  20. Auvichayapat P, Prapochanung M, Tunkamnerdthai O, et al. Effectiveness of green tea on weight reduction in obese Thais: A randomized, controlled trial. Physiol Behav 2008;93(3):486–91.
  21. Phung OJ, Baker WL, Matthews LJ, Lanosa M, Thorne A, Coleman CI. Effect of green tea catechins with or without caffeine on anthropometric measures: a systematic review and meta-analysis. Am J Clin Nutr 2010;91(1):73–81.
  22. Kidd PM. Bioavailability and activity of phytosome complexes from botanical polyphenols: the silymarin, curcumin, green tea, and grape seed extracts. Altern Med Rev 2009;14(3):226–46.
  23. Pietta P, Simonetti P, Gardana C, Brusamolino A, Morazzoni P, Bombardelli E. Relationship between rate and extent of catechin absorption and plasma antioxidant status. Biochem Mol Biol Int 1998;46(5):895–903. 24.
  24. Di Pierro F, Menghi AB, Barreca A, Lucarelli M, Calandrelli A. Greenselect Phytosome as an adjunct to a low-calorie diet for treatment of obesity: a clinical trial. Altern Med Rev 2009;14(2):154–60.
  25. Belcaro G, Ledda A, Hu S, Cesarone MR, Feragalli B, Dugall M. Greenselect Phytosome for Borderline Metabolic Syndrome. Evid. Based Complement. Alternat. Med. 2013; Article ID 869061: 7 pages

Gene Bruno, MS, MHS

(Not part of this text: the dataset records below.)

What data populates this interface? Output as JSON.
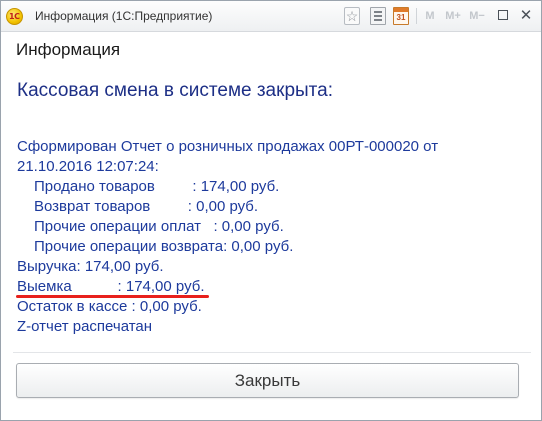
{
  "window": {
    "title": "Информация  (1С:Предприятие)",
    "logo_text": "1С",
    "toolbar": {
      "star_icon": "star-icon",
      "calendar_day": "31",
      "m_label": "M",
      "m_plus_label": "M+",
      "m_minus_label": "M−",
      "close_glyph": "✕"
    }
  },
  "form": {
    "title": "Информация",
    "headline": "Кассовая смена в системе закрыта:",
    "report_lines": [
      "Сформирован Отчет о розничных продажах 00РТ-000020 от",
      "21.10.2016 12:07:24:",
      "Продано товаров         : 174,00 руб.",
      "Возврат товаров         : 0,00 руб.",
      "Прочие операции оплат   : 0,00 руб.",
      "Прочие операции возврата: 0,00 руб.",
      "Выручка: 174,00 руб.",
      "Выемка           : 174,00 руб.",
      "Остаток в кассе : 0,00 руб.",
      "Z-отчет распечатан"
    ],
    "close_button_label": "Закрыть"
  },
  "colors": {
    "headline": "#1d2f86",
    "report_text": "#1d3a9c",
    "highlight_underline": "#e8201c"
  }
}
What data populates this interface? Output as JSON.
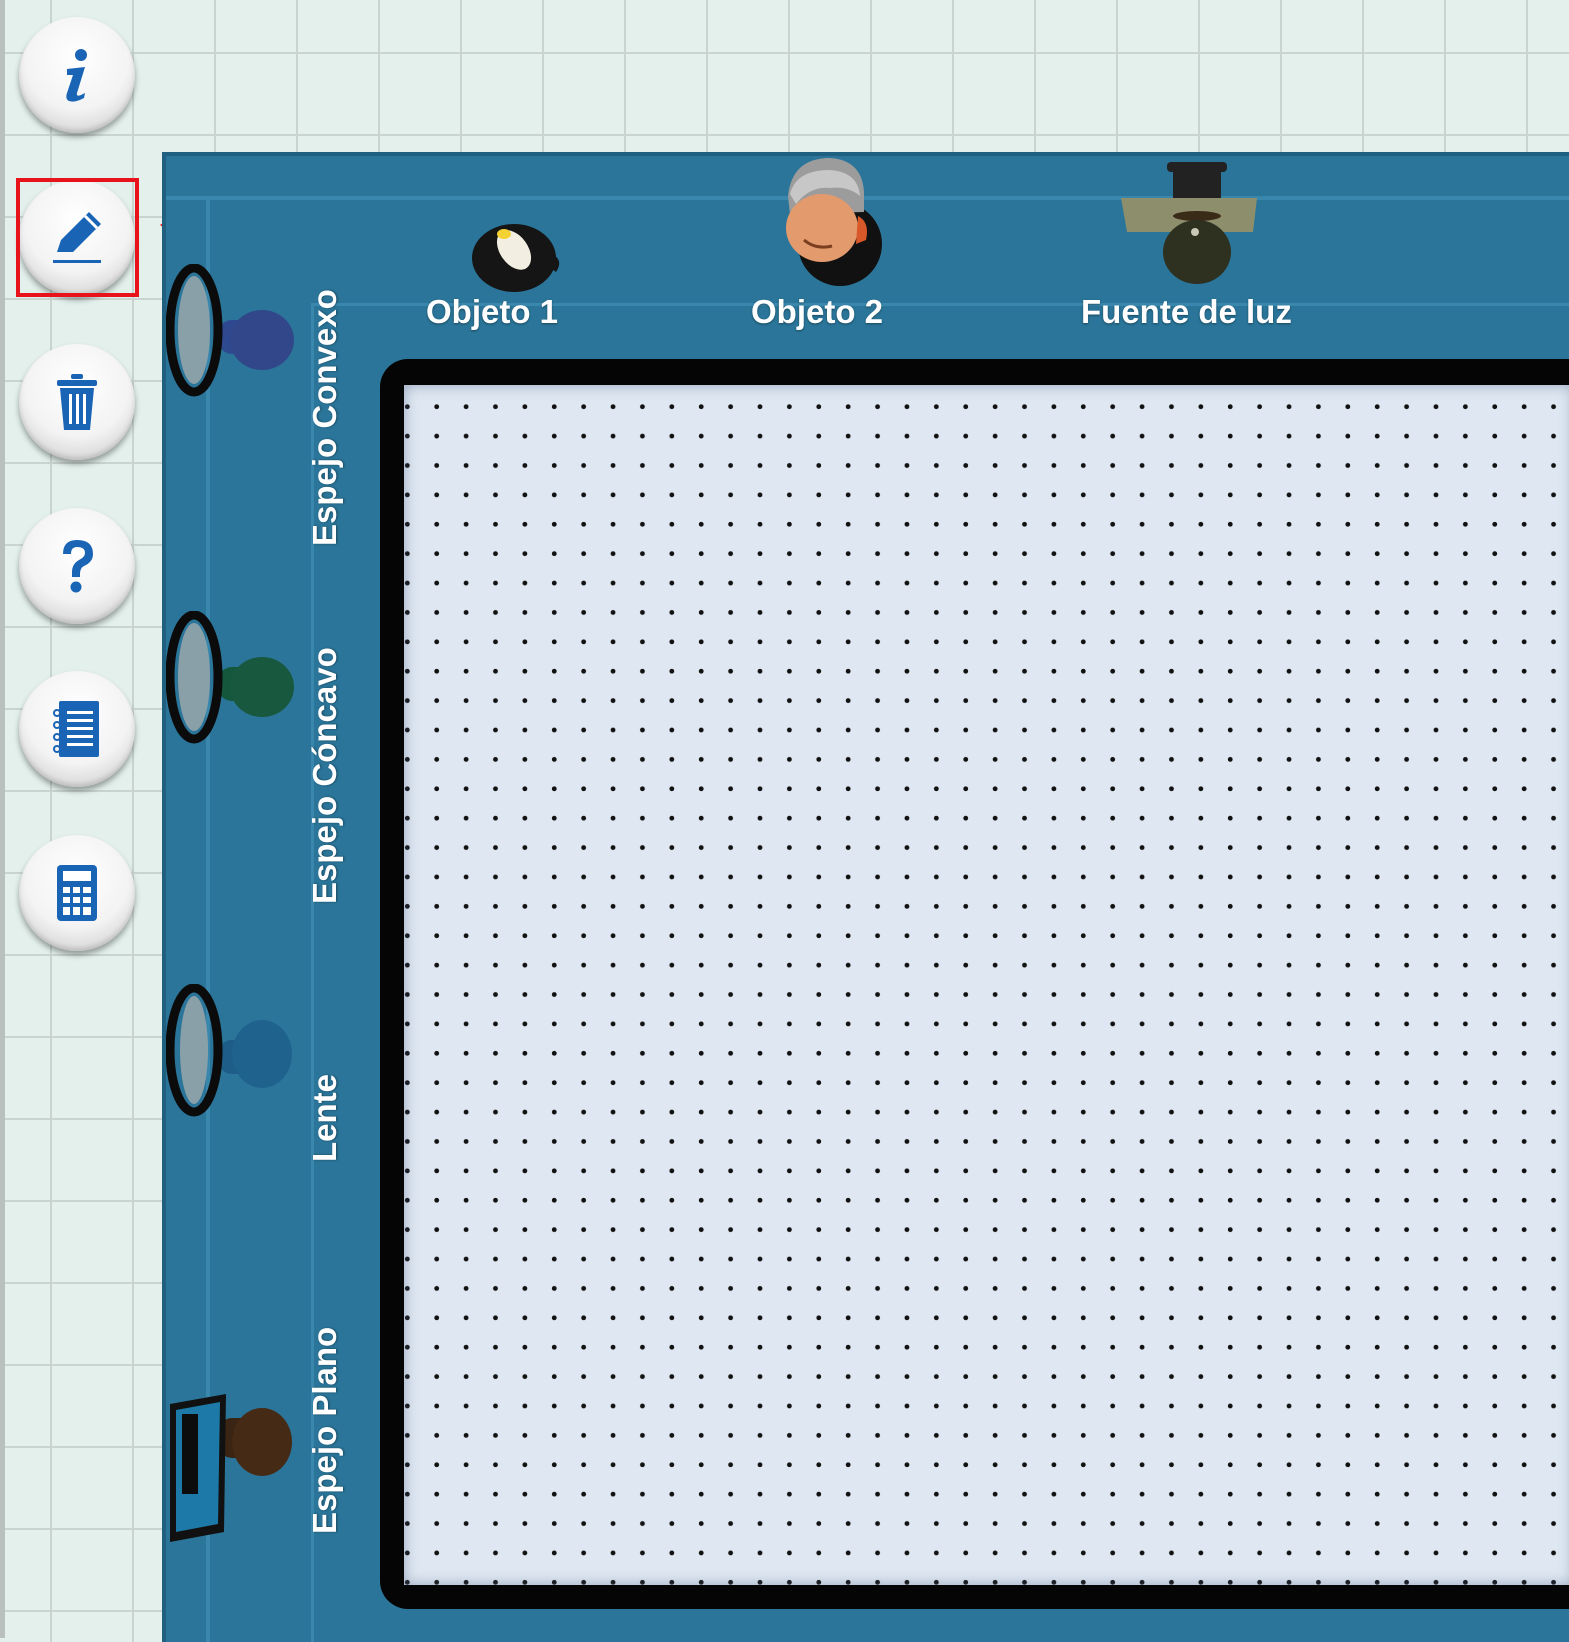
{
  "toolbar": {
    "buttons": [
      {
        "id": "info",
        "icon": "info-icon"
      },
      {
        "id": "edit",
        "icon": "pencil-icon",
        "highlighted": true
      },
      {
        "id": "delete",
        "icon": "trash-icon"
      },
      {
        "id": "help",
        "icon": "question-icon"
      },
      {
        "id": "notes",
        "icon": "checklist-icon"
      },
      {
        "id": "calculator",
        "icon": "calculator-icon"
      }
    ],
    "accent_color": "#1a64b5",
    "highlight_color": "#e8121b"
  },
  "palette": {
    "top_items": [
      {
        "label": "Objeto 1",
        "icon": "candle-icon"
      },
      {
        "label": "Objeto 2",
        "icon": "person-head-icon"
      },
      {
        "label": "Fuente de luz",
        "icon": "flashlight-icon"
      }
    ],
    "side_items": [
      {
        "label": "Espejo Convexo",
        "icon": "convex-mirror-icon"
      },
      {
        "label": "Espejo Cóncavo",
        "icon": "concave-mirror-icon"
      },
      {
        "label": "Lente",
        "icon": "lens-icon"
      },
      {
        "label": "Espejo Plano",
        "icon": "plane-mirror-icon"
      }
    ]
  },
  "colors": {
    "panel": "#2a7599",
    "board_frame": "#050505",
    "board_surface": "#dfe8f2",
    "background_grid": "#e3f0ec"
  }
}
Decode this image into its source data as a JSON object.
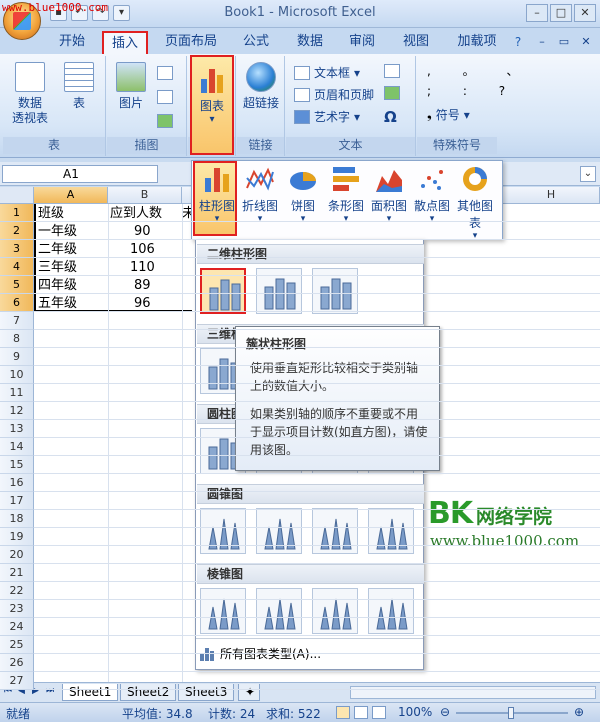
{
  "watermark_top": "www.blue1000.com",
  "window": {
    "title": "Book1 - Microsoft Excel"
  },
  "tabs": [
    {
      "label": "开始",
      "active": false
    },
    {
      "label": "插入",
      "active": true
    },
    {
      "label": "页面布局",
      "active": false
    },
    {
      "label": "公式",
      "active": false
    },
    {
      "label": "数据",
      "active": false
    },
    {
      "label": "审阅",
      "active": false
    },
    {
      "label": "视图",
      "active": false
    },
    {
      "label": "加载项",
      "active": false
    }
  ],
  "ribbon": {
    "groups": {
      "table": "表",
      "illustrations": "插图",
      "charts": "图表",
      "links": "链接",
      "text": "文本",
      "symbols": "特殊符号"
    },
    "pivot_label": "数据\n透视表",
    "table_label": "表",
    "picture_label": "图片",
    "chart_label": "图表",
    "hyperlink_label": "超链接",
    "textbox_label": "文本框",
    "headerfooter_label": "页眉和页脚",
    "wordart_label": "艺术字",
    "symbol_label": "符号"
  },
  "namebox": "A1",
  "columns": [
    "A",
    "B",
    "H"
  ],
  "rows": [
    "1",
    "2",
    "3",
    "4",
    "5",
    "6",
    "7",
    "8",
    "9",
    "10",
    "11",
    "12",
    "13",
    "14",
    "15",
    "16",
    "17",
    "18",
    "19",
    "20",
    "21",
    "22",
    "23",
    "24",
    "25",
    "26",
    "27"
  ],
  "cells": [
    {
      "a": "班级",
      "b": "应到人数",
      "c": "未"
    },
    {
      "a": "一年级",
      "b": "90"
    },
    {
      "a": "二年级",
      "b": "106"
    },
    {
      "a": "三年级",
      "b": "110"
    },
    {
      "a": "四年级",
      "b": "89"
    },
    {
      "a": "五年级",
      "b": "96"
    }
  ],
  "gallery": [
    {
      "label": "柱形图",
      "icon": "column-chart-icon"
    },
    {
      "label": "折线图",
      "icon": "line-chart-icon"
    },
    {
      "label": "饼图",
      "icon": "pie-chart-icon"
    },
    {
      "label": "条形图",
      "icon": "bar-chart-icon"
    },
    {
      "label": "面积图",
      "icon": "area-chart-icon"
    },
    {
      "label": "散点图",
      "icon": "scatter-chart-icon"
    },
    {
      "label": "其他图表",
      "icon": "other-chart-icon"
    }
  ],
  "dropdown": {
    "sections": [
      "二维柱形图",
      "三维柱形图",
      "圆柱图",
      "圆锥图",
      "棱锥图"
    ],
    "all_types": "所有图表类型(A)..."
  },
  "tooltip": {
    "title": "簇状柱形图",
    "p1": "使用垂直矩形比较相交于类别轴上的数值大小。",
    "p2": "如果类别轴的顺序不重要或不用于显示项目计数(如直方图)，请使用该图。"
  },
  "brand": {
    "logo": "BK",
    "name": "网络学院",
    "url": "www.blue1000.com"
  },
  "sheets": [
    "Sheet1",
    "Sheet2",
    "Sheet3"
  ],
  "status": {
    "ready": "就绪",
    "average": "平均值: 34.8",
    "count": "计数: 24",
    "sum": "求和: 522",
    "zoom": "100%"
  },
  "colors": {
    "accent": "#e02020",
    "ribbon": "#c5d9f1",
    "brand": "#2a9a2a"
  }
}
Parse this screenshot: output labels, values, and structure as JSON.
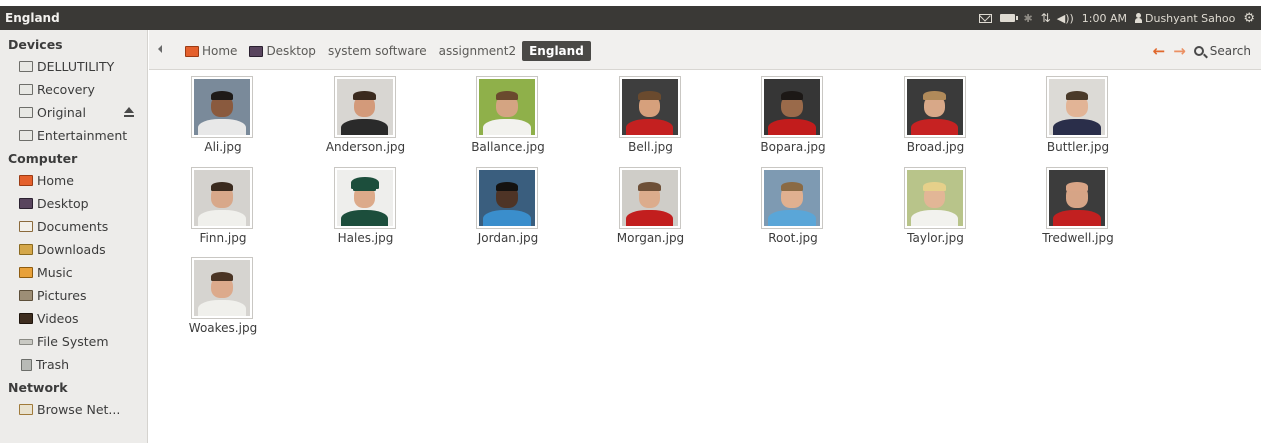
{
  "window": {
    "title": "England"
  },
  "top_panel": {
    "time": "1:00 AM",
    "user": "Dushyant Sahoo"
  },
  "sidebar": {
    "sections": [
      {
        "heading": "Devices",
        "items": [
          {
            "label": "DELLUTILITY",
            "icon": "drive"
          },
          {
            "label": "Recovery",
            "icon": "drive"
          },
          {
            "label": "Original",
            "icon": "drive",
            "eject": true
          },
          {
            "label": "Entertainment",
            "icon": "drive"
          }
        ]
      },
      {
        "heading": "Computer",
        "items": [
          {
            "label": "Home",
            "icon": "home"
          },
          {
            "label": "Desktop",
            "icon": "desktop"
          },
          {
            "label": "Documents",
            "icon": "documents"
          },
          {
            "label": "Downloads",
            "icon": "downloads"
          },
          {
            "label": "Music",
            "icon": "music"
          },
          {
            "label": "Pictures",
            "icon": "pictures"
          },
          {
            "label": "Videos",
            "icon": "videos"
          },
          {
            "label": "File System",
            "icon": "filesystem"
          },
          {
            "label": "Trash",
            "icon": "trash"
          }
        ]
      },
      {
        "heading": "Network",
        "items": [
          {
            "label": "Browse Net...",
            "icon": "network"
          }
        ]
      }
    ]
  },
  "breadcrumbs": [
    {
      "label": "Home",
      "icon": "home"
    },
    {
      "label": "Desktop",
      "icon": "desktop"
    },
    {
      "label": "system software"
    },
    {
      "label": "assignment2"
    },
    {
      "label": "England",
      "active": true
    }
  ],
  "toolbar": {
    "search_label": "Search"
  },
  "files": [
    {
      "name": "Ali.jpg",
      "bg": "#7a8a9a",
      "skin": "#8a5a3e",
      "shirt": "#e8e8e8",
      "hair": "#1e1a18"
    },
    {
      "name": "Anderson.jpg",
      "bg": "#d8d6d2",
      "skin": "#d39a7a",
      "shirt": "#2a2a2a",
      "hair": "#3a2a1e"
    },
    {
      "name": "Ballance.jpg",
      "bg": "#8fb04a",
      "skin": "#d4a482",
      "shirt": "#f2f2ee",
      "hair": "#6a4a2e"
    },
    {
      "name": "Bell.jpg",
      "bg": "#3e3e3e",
      "skin": "#d6a07c",
      "shirt": "#c42020",
      "hair": "#6a4a2e"
    },
    {
      "name": "Bopara.jpg",
      "bg": "#363636",
      "skin": "#9a6a4a",
      "shirt": "#c21c1c",
      "hair": "#1c1816"
    },
    {
      "name": "Broad.jpg",
      "bg": "#3a3a3a",
      "skin": "#d8a888",
      "shirt": "#c62222",
      "hair": "#b08a5a"
    },
    {
      "name": "Buttler.jpg",
      "bg": "#dcdad6",
      "skin": "#e2b496",
      "shirt": "#2a2e4a",
      "hair": "#4a3a2a"
    },
    {
      "name": "Finn.jpg",
      "bg": "#d4d2ce",
      "skin": "#d8a88a",
      "shirt": "#f0f0ec",
      "hair": "#3a2a1e"
    },
    {
      "name": "Hales.jpg",
      "bg": "#eeeeec",
      "skin": "#dcaa8a",
      "shirt": "#1c4e3c",
      "hair": "#1c4e3c",
      "cap": true
    },
    {
      "name": "Jordan.jpg",
      "bg": "#3a5e7e",
      "skin": "#4e3426",
      "shirt": "#3a8ecc",
      "hair": "#141210"
    },
    {
      "name": "Morgan.jpg",
      "bg": "#cfcdc8",
      "skin": "#dcac8c",
      "shirt": "#c21e1e",
      "hair": "#6e5038"
    },
    {
      "name": "Root.jpg",
      "bg": "#7e9ab2",
      "skin": "#e0b090",
      "shirt": "#5aa6d8",
      "hair": "#8a6a44"
    },
    {
      "name": "Taylor.jpg",
      "bg": "#b8c48a",
      "skin": "#e2b696",
      "shirt": "#f2f2ee",
      "hair": "#e6d08a"
    },
    {
      "name": "Tredwell.jpg",
      "bg": "#3c3c3c",
      "skin": "#d6a486",
      "shirt": "#c22020",
      "hair": "#d8a486"
    },
    {
      "name": "Woakes.jpg",
      "bg": "#d6d4d0",
      "skin": "#dcaa8c",
      "shirt": "#f0f0ec",
      "hair": "#4a3424"
    }
  ]
}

Gene Bruno is the Dean of Academics and Professor of Dietary Supplement Science for Huntington College of Health Sciences (a nationally accredited distance learning college offering diplomas and degrees in nutrition and other health science related subjects. Gene has two undergraduate Diplomas in Nutrition, a Bachelor’s in Nutrition, a Master’s in Nutrition, a Graduate Diploma in Herbal Medicine, and a Master’s in Herbal Medicine. As a 32 year veteran of the Dietary Supplement industry, Gene has educated and trained natural product retailers and health care professionals, has researched and formulated natural products for dozens of dietary supplement companies, and has written articles on nutrition, herbal medicine, nutraceuticals and integrative health issues for trade, consumer magazines, and peer-reviewed publications. Gene's latest book, A Guide to Complimentary Treatments for Diabetes, is available on, and other fine retailers.